In addition to the big-name photographers at this year’s Paris Photo (opening November 15), the sixteenth edition of the annual event also features a few rising stars taking print photography to new levels by experimenting in cross-disciplines and alternative techniques. Tucked away in the corners of the Grand Palais, classic prints will converge with experimental and mixed-media works, such as explorer-photographer Adam Jeppesen’s Xerograph-processed and montaged landscapes, Alex Prager’s slick, voyeristic views of accident scenes, and Matthew Brandt’s "Lakes and Reservoirs" C-prints of landscapes, which are broken down in color tone through immersion in lake-water baths.
Among the Canadians making ARTINFO France's top ten anticipated photographers at Paris Photo is Iranian-Canadian artist, Sanaz Mazinani (born 1978), who creates kaleidoscopic images peopled by pop references and political citations placed in provocative juxtaposition. "The artist makes photography a discovery of details, operating with such rigor on so many levels that the result is nearly dizzying," writes ARTINFO France editor Nicolai Hartvig. (See his Top Ten slideshow here).
We would also list Jessica Eaton, whose big year includes a Photography Jury Grand Prize at the 27th International Festival of Fashion and Photography in Hyeres, France; multiple solo and group exhibitions in New York, Los Angeles, Montreal, and Toronto; and appearing on the front cover of the British Journal of Photography in March 2011. Eaton’s latest works maintain her rigorous production style, crisp angles, and high chroma.

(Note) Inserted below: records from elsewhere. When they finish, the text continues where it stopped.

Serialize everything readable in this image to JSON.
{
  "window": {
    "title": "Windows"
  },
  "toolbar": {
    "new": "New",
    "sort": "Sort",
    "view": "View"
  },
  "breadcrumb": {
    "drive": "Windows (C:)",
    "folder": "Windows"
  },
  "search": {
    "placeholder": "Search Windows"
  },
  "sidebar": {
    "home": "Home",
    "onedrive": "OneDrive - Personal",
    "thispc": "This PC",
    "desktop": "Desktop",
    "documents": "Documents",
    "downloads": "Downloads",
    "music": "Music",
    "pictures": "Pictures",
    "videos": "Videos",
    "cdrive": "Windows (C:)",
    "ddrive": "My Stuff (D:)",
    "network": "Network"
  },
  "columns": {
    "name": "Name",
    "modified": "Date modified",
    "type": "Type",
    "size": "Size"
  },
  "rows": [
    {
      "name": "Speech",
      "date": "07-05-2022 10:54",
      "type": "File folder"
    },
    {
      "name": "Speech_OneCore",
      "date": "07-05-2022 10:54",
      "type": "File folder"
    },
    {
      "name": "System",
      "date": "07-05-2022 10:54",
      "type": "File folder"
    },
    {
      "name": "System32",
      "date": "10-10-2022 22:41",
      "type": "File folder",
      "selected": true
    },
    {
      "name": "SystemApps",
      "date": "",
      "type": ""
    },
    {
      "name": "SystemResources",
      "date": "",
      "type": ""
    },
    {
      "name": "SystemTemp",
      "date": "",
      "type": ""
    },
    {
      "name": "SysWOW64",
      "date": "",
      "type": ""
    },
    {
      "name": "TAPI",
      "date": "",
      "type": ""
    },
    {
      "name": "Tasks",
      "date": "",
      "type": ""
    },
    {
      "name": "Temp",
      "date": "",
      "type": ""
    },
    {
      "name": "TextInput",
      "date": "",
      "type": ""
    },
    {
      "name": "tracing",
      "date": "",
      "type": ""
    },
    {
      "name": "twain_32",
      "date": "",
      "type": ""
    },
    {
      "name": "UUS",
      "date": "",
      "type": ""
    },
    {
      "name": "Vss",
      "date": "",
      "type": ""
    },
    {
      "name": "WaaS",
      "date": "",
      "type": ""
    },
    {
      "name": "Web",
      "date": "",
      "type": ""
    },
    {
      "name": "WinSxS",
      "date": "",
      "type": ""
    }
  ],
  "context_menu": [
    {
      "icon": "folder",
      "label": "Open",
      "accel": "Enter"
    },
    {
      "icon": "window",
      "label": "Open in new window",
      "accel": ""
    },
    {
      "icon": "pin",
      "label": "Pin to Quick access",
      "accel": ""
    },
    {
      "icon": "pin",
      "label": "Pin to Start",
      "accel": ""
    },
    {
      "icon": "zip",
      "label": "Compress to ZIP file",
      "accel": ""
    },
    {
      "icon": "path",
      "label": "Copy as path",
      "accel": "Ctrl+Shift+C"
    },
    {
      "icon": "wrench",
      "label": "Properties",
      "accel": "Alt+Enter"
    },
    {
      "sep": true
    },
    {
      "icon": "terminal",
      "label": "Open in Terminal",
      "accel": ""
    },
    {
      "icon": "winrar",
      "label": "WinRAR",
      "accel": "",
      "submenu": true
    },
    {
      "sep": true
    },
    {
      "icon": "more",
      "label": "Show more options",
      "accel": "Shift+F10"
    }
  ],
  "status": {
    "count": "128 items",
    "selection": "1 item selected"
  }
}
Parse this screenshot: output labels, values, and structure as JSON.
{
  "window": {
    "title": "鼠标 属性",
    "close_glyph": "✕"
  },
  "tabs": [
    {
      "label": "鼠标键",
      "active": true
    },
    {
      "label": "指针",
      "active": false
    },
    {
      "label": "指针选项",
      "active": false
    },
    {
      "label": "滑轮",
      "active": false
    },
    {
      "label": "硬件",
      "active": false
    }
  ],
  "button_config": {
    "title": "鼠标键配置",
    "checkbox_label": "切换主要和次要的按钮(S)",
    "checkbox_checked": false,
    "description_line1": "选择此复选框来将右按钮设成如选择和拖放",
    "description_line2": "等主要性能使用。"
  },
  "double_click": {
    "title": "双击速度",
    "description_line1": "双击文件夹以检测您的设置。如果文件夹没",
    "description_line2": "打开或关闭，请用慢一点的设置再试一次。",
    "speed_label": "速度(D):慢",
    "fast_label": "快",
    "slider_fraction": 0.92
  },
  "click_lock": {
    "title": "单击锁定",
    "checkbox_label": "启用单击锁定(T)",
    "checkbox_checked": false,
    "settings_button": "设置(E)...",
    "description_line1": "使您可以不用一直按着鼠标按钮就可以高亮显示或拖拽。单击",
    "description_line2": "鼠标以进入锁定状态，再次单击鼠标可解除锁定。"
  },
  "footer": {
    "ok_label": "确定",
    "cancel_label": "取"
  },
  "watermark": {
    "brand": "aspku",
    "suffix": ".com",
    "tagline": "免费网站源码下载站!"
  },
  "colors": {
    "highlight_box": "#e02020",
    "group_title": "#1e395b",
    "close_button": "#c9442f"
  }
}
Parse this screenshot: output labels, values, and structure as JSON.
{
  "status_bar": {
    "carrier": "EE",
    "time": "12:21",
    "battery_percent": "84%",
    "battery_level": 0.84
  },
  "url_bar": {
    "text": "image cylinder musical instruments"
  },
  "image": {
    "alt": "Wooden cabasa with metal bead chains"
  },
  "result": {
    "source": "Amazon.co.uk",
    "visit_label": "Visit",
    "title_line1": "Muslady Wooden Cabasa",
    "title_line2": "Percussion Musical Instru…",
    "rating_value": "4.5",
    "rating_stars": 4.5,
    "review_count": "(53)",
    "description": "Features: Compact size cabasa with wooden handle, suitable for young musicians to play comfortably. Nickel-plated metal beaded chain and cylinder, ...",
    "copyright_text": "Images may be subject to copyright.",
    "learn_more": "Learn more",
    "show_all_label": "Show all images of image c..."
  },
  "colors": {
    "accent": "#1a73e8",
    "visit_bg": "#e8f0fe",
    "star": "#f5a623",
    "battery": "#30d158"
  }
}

Other notable Canadians exhibiting in Paris next week include musician-cum-photographer Bryan Adams, Roy Arden, Edward Burtynsky, Robin Collyer, Lynne Cohen, Vid Ingelevics, Diana Thorneycroft, the Canadian Press Archives, and Canada's eminent photography gallerist, Stephen Bulger.
Paris Photo's strong Canadian showing dovetails with an Important piece of news recently broken to Canadian photographers: the Canadian Association of Professional Image Creators (CAPIC) made public, last week, that Canadian photographers now "officially own the copyright to all of their work whether the photograph is commissioned or not," thanks to its new Copyright law.